    Tags:   harry markowiczechoes of memory, volume 9complicitycollaborationdenunciationhidingfamily

  • My Mother

    Of all the people to whom I owe for the fact that I am alive today, there is one I want to single out: my mother. She was no taller than five feet, and she was nothing but love. She also had more than her share of suffering. One of seven siblings (two of which died at a young age), she lost her father when she was only 11. This loss left her own mother to struggle with raising the children.

    Tags:   albert garihechoes of memory, volume 9collaborationhidingoccupationparis

  • Kasia

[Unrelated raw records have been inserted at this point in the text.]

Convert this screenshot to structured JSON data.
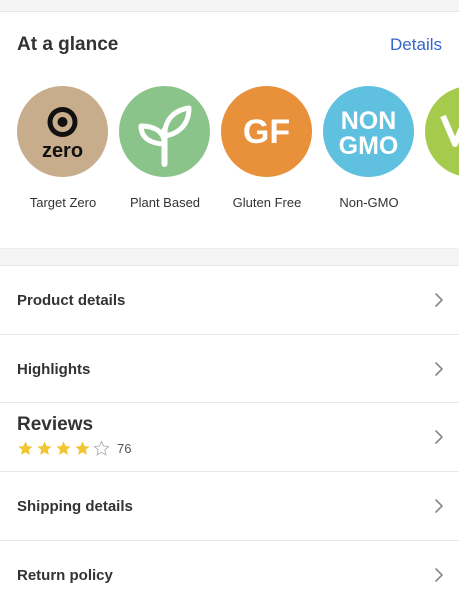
{
  "glance": {
    "title": "At a glance",
    "details_link": "Details",
    "badges": [
      {
        "label": "Target Zero",
        "icon": "target-zero-logo",
        "color": "#c8ad8c",
        "text": "zero"
      },
      {
        "label": "Plant Based",
        "icon": "sprout-icon",
        "color": "#8bc48a"
      },
      {
        "label": "Gluten Free",
        "icon": "gluten-free-icon",
        "color": "#e8913a",
        "text": "GF"
      },
      {
        "label": "Non-GMO",
        "icon": "non-gmo-icon",
        "color": "#5fc0df",
        "text_line1": "NON",
        "text_line2": "GMO"
      },
      {
        "label": "V",
        "icon": "vegan-icon",
        "color": "#a6cb4c"
      }
    ]
  },
  "rows": {
    "product_details": "Product details",
    "highlights": "Highlights",
    "reviews": "Reviews",
    "shipping_details": "Shipping details",
    "return_policy": "Return policy"
  },
  "reviews": {
    "rating": 4,
    "max_rating": 5,
    "count": "76",
    "star_color": "#f2c531"
  },
  "colors": {
    "accent_link": "#3366cc",
    "chevron": "#888888"
  }
}
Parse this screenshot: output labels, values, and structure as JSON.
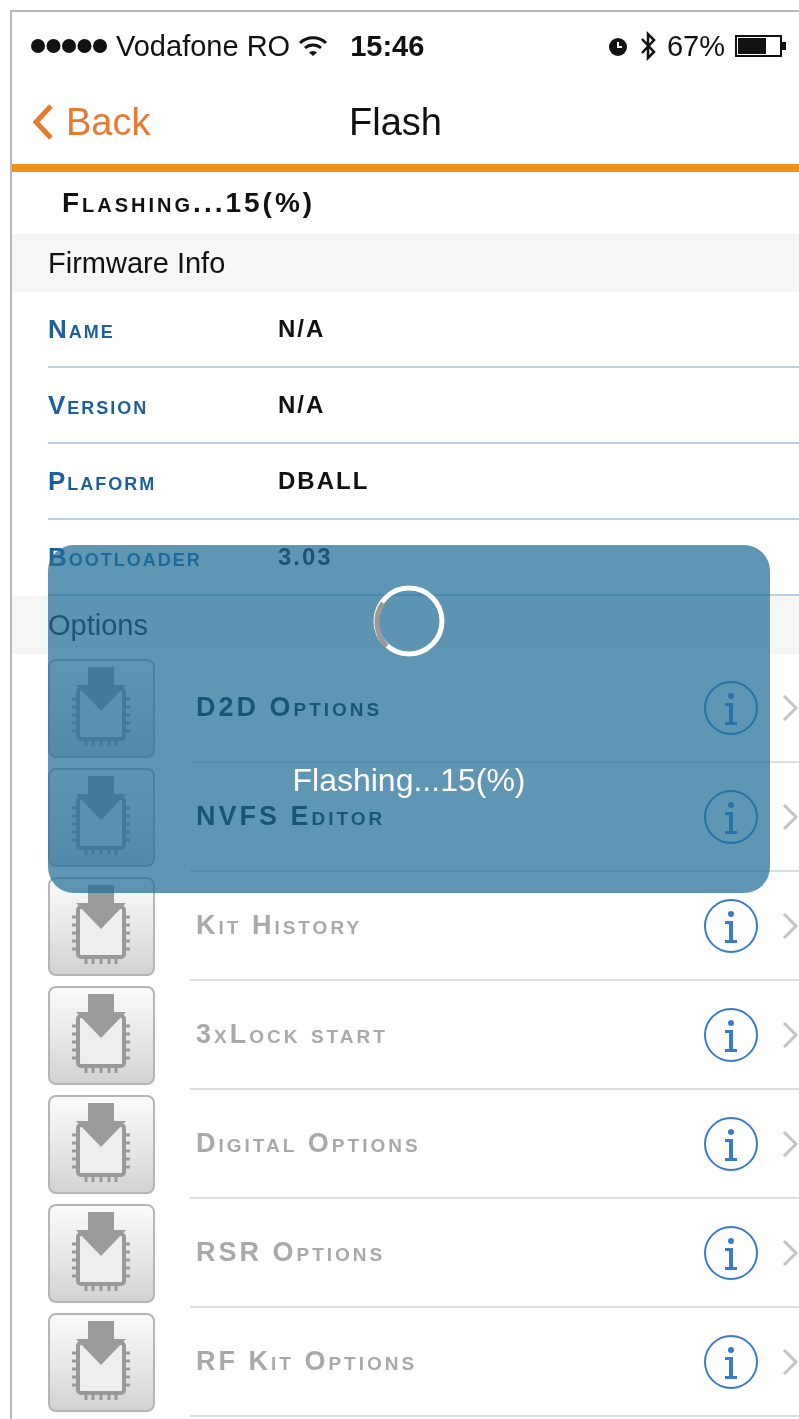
{
  "status_bar": {
    "carrier": "Vodafone RO",
    "time": "15:46",
    "battery": "67%"
  },
  "nav": {
    "back": "Back",
    "title": "Flash"
  },
  "status_text": "Flashing...15(%)",
  "firmware_info": {
    "header": "Firmware Info",
    "rows": [
      {
        "label": "Name",
        "value": "N/A"
      },
      {
        "label": "Version",
        "value": "N/A"
      },
      {
        "label": "Plaform",
        "value": "DBALL"
      },
      {
        "label": "Bootloader",
        "value": "3.03"
      }
    ]
  },
  "options": {
    "header": "Options",
    "items": [
      {
        "label": "D2D Options",
        "disabled": false
      },
      {
        "label": "NVFS Editor",
        "disabled": false
      },
      {
        "label": "Kit History",
        "disabled": true
      },
      {
        "label": "3xLock start",
        "disabled": true
      },
      {
        "label": "Digital Options",
        "disabled": true
      },
      {
        "label": "RSR Options",
        "disabled": true
      },
      {
        "label": "RF Kit Options",
        "disabled": true
      }
    ]
  },
  "progress_overlay": {
    "message": "Flashing...15(%)"
  }
}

    Dawn came much too early that day. I was returning from the forest after spending all night looking for food in a neighboring village. I didn’t find much—just some cucumbers and one tomato. Now it was getting light and I still had about a mile to go to reach the darker, safer forest. I walked as fast as I could, considering my blistered feet, and the forest gave me relative cover. Darkness was my only shield and protection. Walking in an open field was dangerous.

    Tags:   charlene schiffechoes of memory, volume 6collaborationdenunciationhiding

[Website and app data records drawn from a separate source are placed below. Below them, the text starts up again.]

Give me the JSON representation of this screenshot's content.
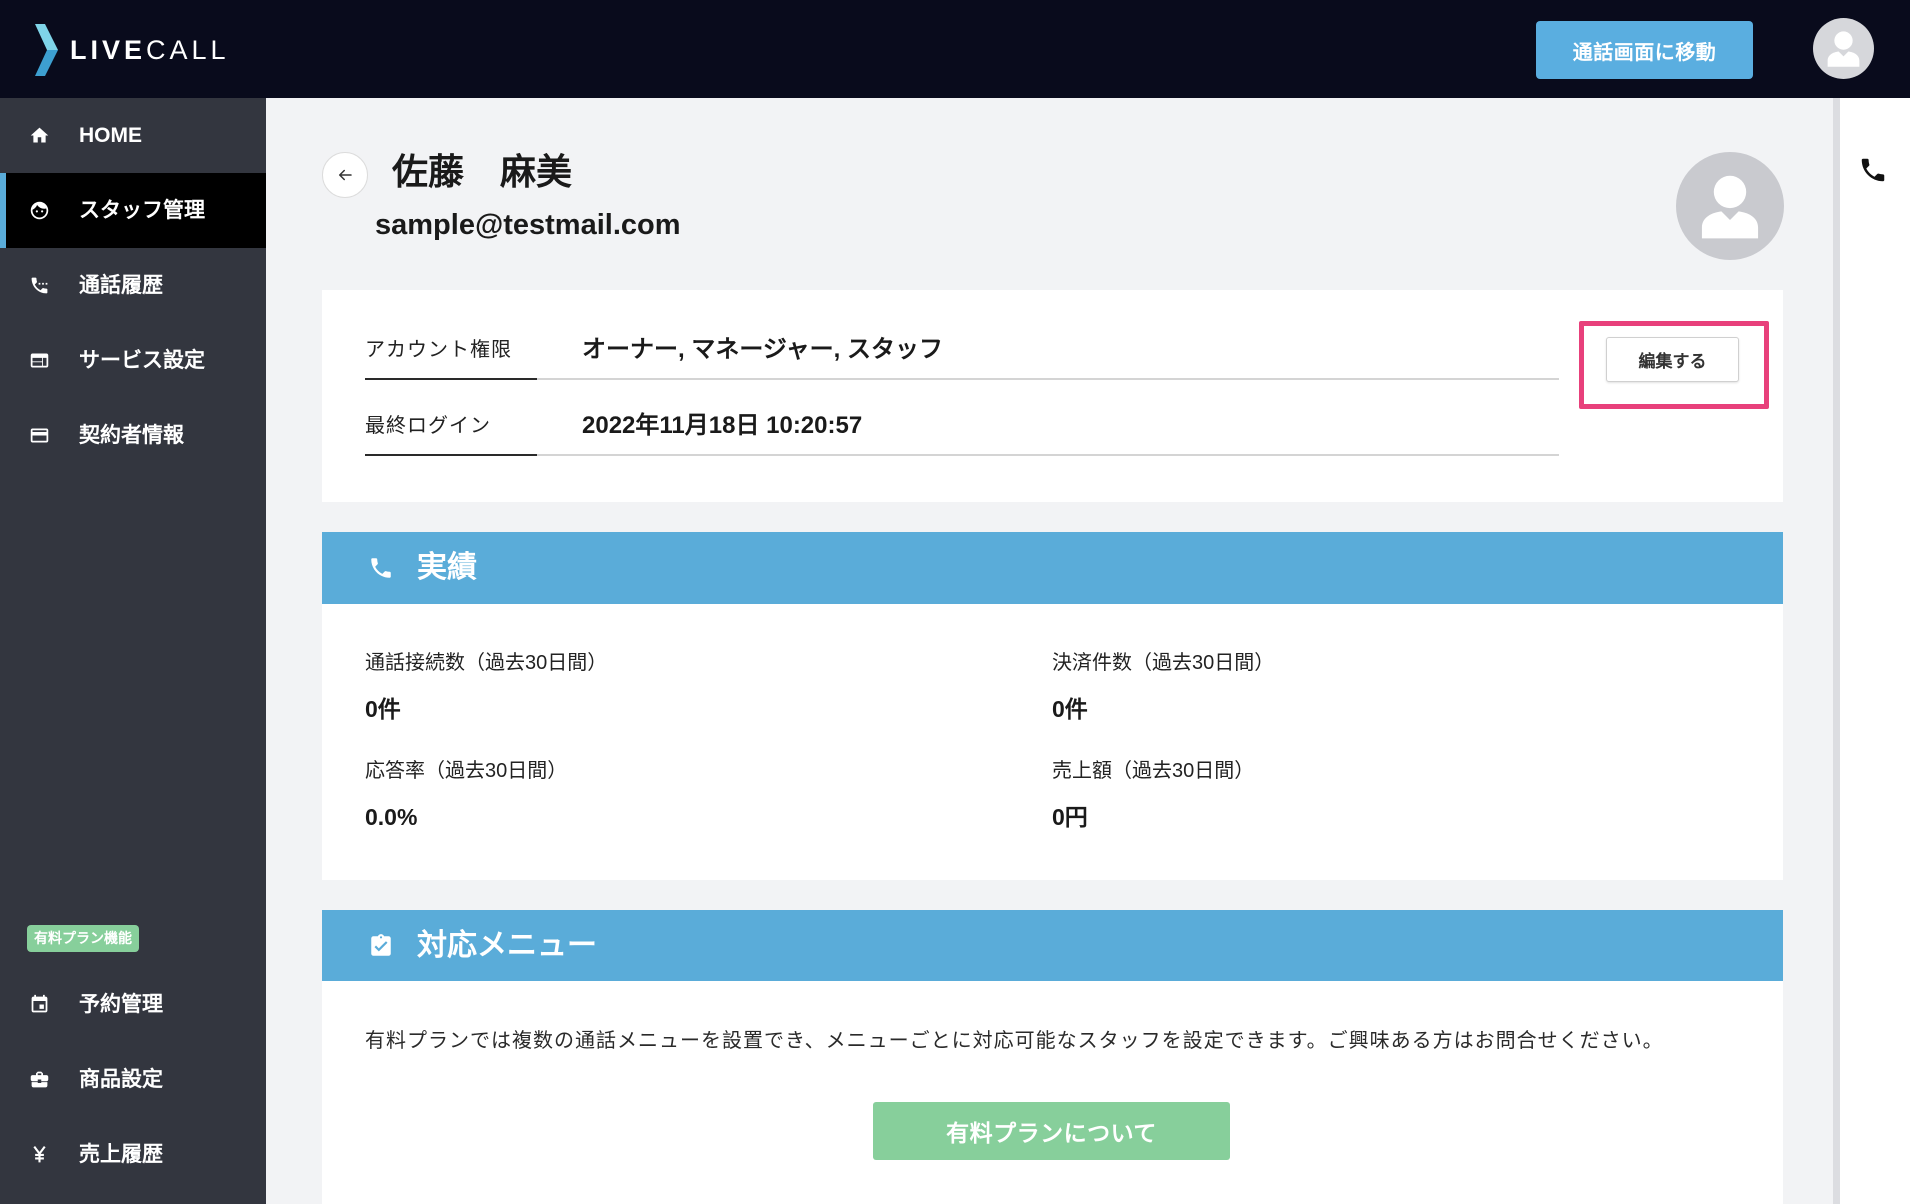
{
  "colors": {
    "header_bg": "#090b1c",
    "header_button": "#5aaee0",
    "sidebar_bg": "#33363f",
    "active_bg": "#000000",
    "accent_blue": "#5aacd9",
    "paid_green": "#87cf9b",
    "highlight_pink": "#e8407b",
    "main_bg": "#f2f3f5"
  },
  "logo": {
    "part1": "LIVE",
    "part2": "CALL"
  },
  "header": {
    "call_screen_button": "通話画面に移動",
    "avatar_icon": "user-avatar-icon"
  },
  "sidebar": {
    "items": [
      {
        "icon": "home-icon",
        "label": "HOME",
        "active": false
      },
      {
        "icon": "staff-face-icon",
        "label": "スタッフ管理",
        "active": true
      },
      {
        "icon": "phone-history-icon",
        "label": "通話履歴",
        "active": false
      },
      {
        "icon": "service-settings-icon",
        "label": "サービス設定",
        "active": false
      },
      {
        "icon": "credit-card-icon",
        "label": "契約者情報",
        "active": false
      }
    ],
    "paid_badge": "有料プラン機能",
    "paid_items": [
      {
        "icon": "calendar-icon",
        "label": "予約管理"
      },
      {
        "icon": "briefcase-icon",
        "label": "商品設定"
      },
      {
        "icon": "yen-icon",
        "label": "売上履歴"
      }
    ]
  },
  "right_panel": {
    "icon": "phone-icon"
  },
  "profile": {
    "back_icon": "back-arrow-icon",
    "name": "佐藤　麻美",
    "email": "sample@testmail.com",
    "avatar_icon": "user-avatar-icon"
  },
  "account": {
    "rows": [
      {
        "label": "アカウント権限",
        "value": "オーナー, マネージャー, スタッフ"
      },
      {
        "label": "最終ログイン",
        "value": "2022年11月18日 10:20:57"
      }
    ],
    "edit_button": "編集する"
  },
  "performance": {
    "icon": "phone-icon",
    "title": "実績",
    "stats": [
      {
        "label": "通話接続数（過去30日間）",
        "value": "0件"
      },
      {
        "label": "決済件数（過去30日間）",
        "value": "0件"
      },
      {
        "label": "応答率（過去30日間）",
        "value": "0.0%"
      },
      {
        "label": "売上額（過去30日間）",
        "value": "0円"
      }
    ]
  },
  "menu": {
    "icon": "clipboard-check-icon",
    "title": "対応メニュー",
    "description": "有料プランでは複数の通話メニューを設置でき、メニューごとに対応可能なスタッフを設定できます。ご興味ある方はお問合せください。",
    "button": "有料プランについて"
  }
}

  • Coincidences of Life

    I was seven years old when the German army entered our town, Drohobycz, in Soviet Ukraine on July 1, 1941. Immediately they started persecuting Jews by indiscriminately robbing and killing us, forcing us to wear armbands with the Star of David, and confiscating our arms, radios, gold, etc. They encouraged Ukrainian thugs to enter Jewish homes, beat up the inhabitants, and take whatever they wanted. In fact, it did not take much encouragement. My maternal grandfather was one of the victims of the beatings and died a few days later.

    Tags:   marcel drimerechoes of memory, volume 6anti-jewish legislationcollaborationdenunciationaktionbelzecfamily

  • Spiritual Resistance—The Hanging

    Nineteen forty-three was a very cold winter. Life in the ghetto was very difficult. People did not have wood to heat their rooms; they burned every piece of wooden furniture to keep warm. The hunger was great—the small ration that was given to us could not keep us alive.

    Tags:   nesse godinechoes of memory, volume 4collaborationjewish resistancegestapoghettosfood

  • What Mattered Most

    My sister Tia came home from work ill. She couldn’t even eat the soup that Mama prepared for supper. We were putting thin slices of potato on her forehead to bring down her fever—precious potato slices that should have been put in the soup instead.

    Tags:   charlene schiffechoes of memory, volume 3forced laborcollaborationfamilymemory